    20. 20. References Grant, C (2010), “David Hockney's instant iPad art”, BBC News: Technology. Available online at (Accessed April 5, 2012). Hockney, D, (2012) iPad Drawings at the Royal Academy in London. Available online at (Accessed April 3, 2013). Hyde, J. (2012) “Me and My Shadow”, Body>Data>Space project, performed at The National Theatre in London. Available online at (Accessed April 3, 2013). Jordan, T., Hacking: Digital Media and Technological Determinism, Digital Media and Society, Polity, Cambridge, UK, 2008. Kozel, S. (2007), Closer: Performance, Technologies, Phenomenology, Cambridge, Massachusetts: The MIT Press. Kresin, F., Reitenbach, M., Rennen, E., van Dijk, D., Sabine Wildevuur (eds.)(2011) Users as Designers: A hands-on approach to Creative Research, Waag Society. Available online at (Accessed Jan 10, 2013) Lynch, D. (2010), Handset Review Nokia N900, technology blog. Available online at (Accessed April 5, 2013)

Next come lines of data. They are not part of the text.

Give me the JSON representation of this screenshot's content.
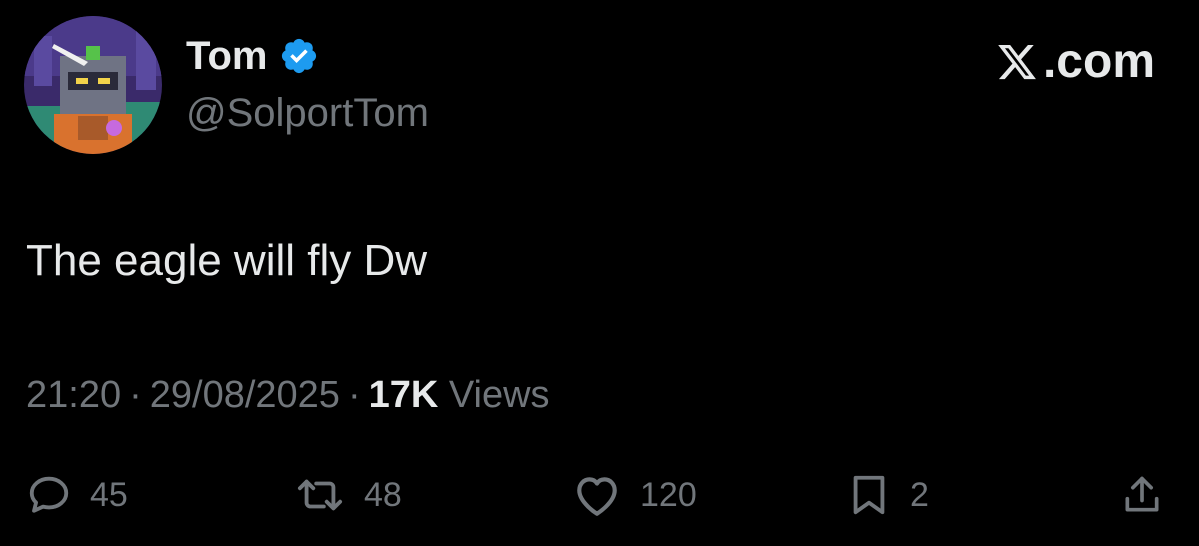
{
  "author": {
    "name": "Tom",
    "handle": "@SolportTom",
    "verified": true,
    "avatar_icon": "robot-avatar"
  },
  "brand": {
    "label": ".com",
    "icon": "x-logo-icon"
  },
  "tweet": {
    "text": "The eagle will fly Dw",
    "time": "21:20",
    "date": "29/08/2025",
    "separator": "·",
    "views_count": "17K",
    "views_label": "Views"
  },
  "actions": {
    "replies": "45",
    "reposts": "48",
    "likes": "120",
    "bookmarks": "2"
  },
  "colors": {
    "background": "#000000",
    "text_primary": "#e7e9ea",
    "text_secondary": "#71767b",
    "verified_blue": "#1d9bf0"
  }
}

    21. 21. References Miller, A.I. (2000) Insights of a Genius. Imagery and Creativity in Science and Art, London: The MIT Press. Shanken, E.A. (2002) Art in the Information Age: Technology and Conceptual Art LEONARDO, Vol. 35, No. 4, Cambridge, Massachusetts: The MIT Press. pp. 433– 438. Available online at: (Accessed April 3, 2013) Shaughnessy, H. (2013) “Apple's Rise and Nokia's Fall Highlight Platform Strategy Essentials”, Forbes Magazine online March 8, 2013 issue. Available online at: fall-highlight-platform-strategy-essentials/2/ (Accessed April 4, 2013). Shapiro, P., ed. (2000), Modulations: a History of Electronic Music: Throbbing Words on Sound, New York: Caipirinha Productions. Wilson, S. (2010), Art + Science Now: How scientific research and technological innovation are becoming key to 21st-century aesthetics, London: Thames & Hudson. Research department, Victoria & Albert museum (date unknown), A History Of Computer Art. Available online at: (Accessed April 3, 2013). Soderberg, J. (2008), Hacking Capitalism. The Free and Open Source Software Movement. New York: Routledge.